R&D camp coaches Ken Hitchcock, Dave King share viewpoints on possible rule changes
It seems like the NHL research and development camp has a lot going for it. Brendan Shanahan is receiving his first real on-the-job test as an NHL executive. Potential 2011 NHL Entry Draft prospects and referees alike are being used as guinea pigs for rules changes. But let’s not forget that the camp’s two “teams” are being coached by two knowledgeable hockey people in Dave King and Ken Hitchcock. (The latter of which I believe should have a head coaching job in the NHL right now, in particular.)
NHL.com caught up with them to find out about their three “favorite” rule changes.

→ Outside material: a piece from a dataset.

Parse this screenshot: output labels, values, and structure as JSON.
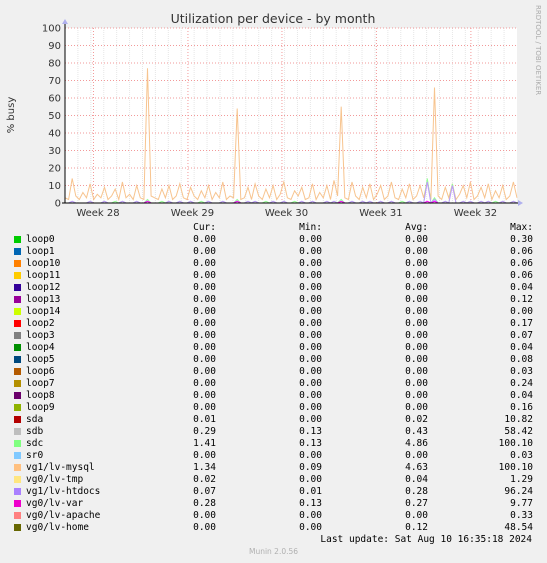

Let me spotlight one each (although I will discuss one of King’s other observations in a later post).
First, here is the Hitchcock choice I found most interesting.
Finally, Hitchcock went off the radar a bit and said he liked the wider blue line, which was extended to 24 inches from 12 inches and tested in Wednesday’s second session.
“I know I’m probably in the minority, the big blue line really created offensive opportunities for your power play,” he said. “We have had to use the width of the ice on the power play to be more effective but this would finally allow us to use the depth of the ice on a power play. If you have a smart team and two smart point men, like if you looked at (Brian) Rafalski and (Nicklas) Lidstrom, and they had that extra mileage to work in they would be really dangerous.”
Now, here is a delayed penalty innovation that appealed to Dave King.
King started by saying he’s a fan of the delayed penalty modification which would require the team that has committed the infraction to not only gain possession of the puck to force a whistle, but to clear it out of its own zone.
“I think it will create more opportunities for power plays,” King said. “You’ll be able to get your goalie out and actually get a 6-on-5 going in the zone so I think it’s going to help a bit to create some offense.”
Here’s video of the two coaches as they were “mic’d up” during the camp.